→ **Task**:
Repeat the records exactly, so that each line matches the original.

Interface dataset entries:
▼▼▼

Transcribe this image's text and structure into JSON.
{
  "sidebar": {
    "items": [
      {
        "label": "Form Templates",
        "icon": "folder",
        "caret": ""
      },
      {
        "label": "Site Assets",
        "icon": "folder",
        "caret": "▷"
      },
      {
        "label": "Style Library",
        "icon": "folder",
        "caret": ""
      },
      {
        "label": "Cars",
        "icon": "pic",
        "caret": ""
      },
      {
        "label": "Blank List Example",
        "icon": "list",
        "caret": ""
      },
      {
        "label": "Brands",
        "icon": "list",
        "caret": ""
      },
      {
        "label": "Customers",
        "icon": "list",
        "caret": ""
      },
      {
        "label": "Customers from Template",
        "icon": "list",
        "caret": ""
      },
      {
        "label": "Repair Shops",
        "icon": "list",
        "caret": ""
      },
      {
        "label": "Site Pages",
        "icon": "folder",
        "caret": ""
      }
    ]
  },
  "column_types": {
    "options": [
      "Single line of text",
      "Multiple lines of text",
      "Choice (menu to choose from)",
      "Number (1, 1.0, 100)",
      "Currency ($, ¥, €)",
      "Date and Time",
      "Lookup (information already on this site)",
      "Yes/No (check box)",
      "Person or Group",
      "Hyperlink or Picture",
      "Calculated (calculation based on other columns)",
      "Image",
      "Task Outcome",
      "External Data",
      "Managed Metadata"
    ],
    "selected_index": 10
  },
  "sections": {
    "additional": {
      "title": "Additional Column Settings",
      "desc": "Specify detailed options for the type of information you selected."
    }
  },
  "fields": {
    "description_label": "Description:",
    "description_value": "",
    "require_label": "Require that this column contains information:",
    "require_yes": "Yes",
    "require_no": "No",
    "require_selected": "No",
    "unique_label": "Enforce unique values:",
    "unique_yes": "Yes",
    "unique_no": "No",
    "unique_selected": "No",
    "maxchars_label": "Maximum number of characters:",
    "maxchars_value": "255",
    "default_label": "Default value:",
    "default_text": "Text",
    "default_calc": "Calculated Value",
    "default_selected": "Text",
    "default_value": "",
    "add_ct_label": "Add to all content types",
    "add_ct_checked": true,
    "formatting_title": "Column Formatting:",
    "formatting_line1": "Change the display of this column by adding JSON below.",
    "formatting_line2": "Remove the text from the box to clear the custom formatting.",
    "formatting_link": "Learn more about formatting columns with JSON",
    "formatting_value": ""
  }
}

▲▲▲

→ **Worked solution**:
Transcribe this image's text and structure into JSON.
{
  "sidebar": {
    "items": [
      {
        "label": "Form Templates",
        "icon": "folder",
        "caret": ""
      },
      {
        "label": "Site Assets",
        "icon": "folder",
        "caret": "▷"
      },
      {
        "label": "Style Library",
        "icon": "folder",
        "caret": ""
      },
      {
        "label": "Cars",
        "icon": "pic",
        "caret": ""
      },
      {
        "label": "Blank List Example",
        "icon": "list",
        "caret": ""
      },
      {
        "label": "Brands",
        "icon": "list",
        "caret": ""
      },
      {
        "label": "Customers",
        "icon": "list",
        "caret": ""
      },
      {
        "label": "Customers from Template",
        "icon": "list",
        "caret": ""
      },
      {
        "label": "Repair Shops",
        "icon": "list",
        "caret": ""
      },
      {
        "label": "Site Pages",
        "icon": "folder",
        "caret": ""
      }
    ]
  },
  "column_types": {
    "options": [
      "Single line of text",
      "Multiple lines of text",
      "Choice (menu to choose from)",
      "Number (1, 1.0, 100)",
      "Currency ($, ¥, €)",
      "Date and Time",
      "Lookup (information already on this site)",
      "Yes/No (check box)",
      "Person or Group",
      "Hyperlink or Picture",
      "Calculated (calculation based on other columns)",
      "Image",
      "Task Outcome",
      "External Data",
      "Managed Metadata"
    ],
    "selected_index": 10
  },
  "sections": {
    "additional": {
      "title": "Additional Column Settings",
      "desc": "Specify detailed options for the type of information you selected."
    }
  },
  "fields": {
    "description_label": "Description:",
    "description_value": "",
    "require_label": "Require that this column contains information:",
    "require_yes": "Yes",
    "require_no": "No",
    "require_selected": "No",
    "unique_label": "Enforce unique values:",
    "unique_yes": "Yes",
    "unique_no": "No",
    "unique_selected": "No",
    "maxchars_label": "Maximum number of characters:",
    "maxchars_value": "255",
    "default_label": "Default value:",
    "default_text": "Text",
    "default_calc": "Calculated Value",
    "default_selected": "Text",
    "default_value": "",
    "add_ct_label": "Add to all content types",
    "add_ct_checked": true,
    "formatting_title": "Column Formatting:",
    "formatting_line1": "Change the display of this column by adding JSON below.",
    "formatting_line2": "Remove the text from the box to clear the custom formatting.",
    "formatting_link": "Learn more about formatting columns with JSON",
    "formatting_value": ""
  }
}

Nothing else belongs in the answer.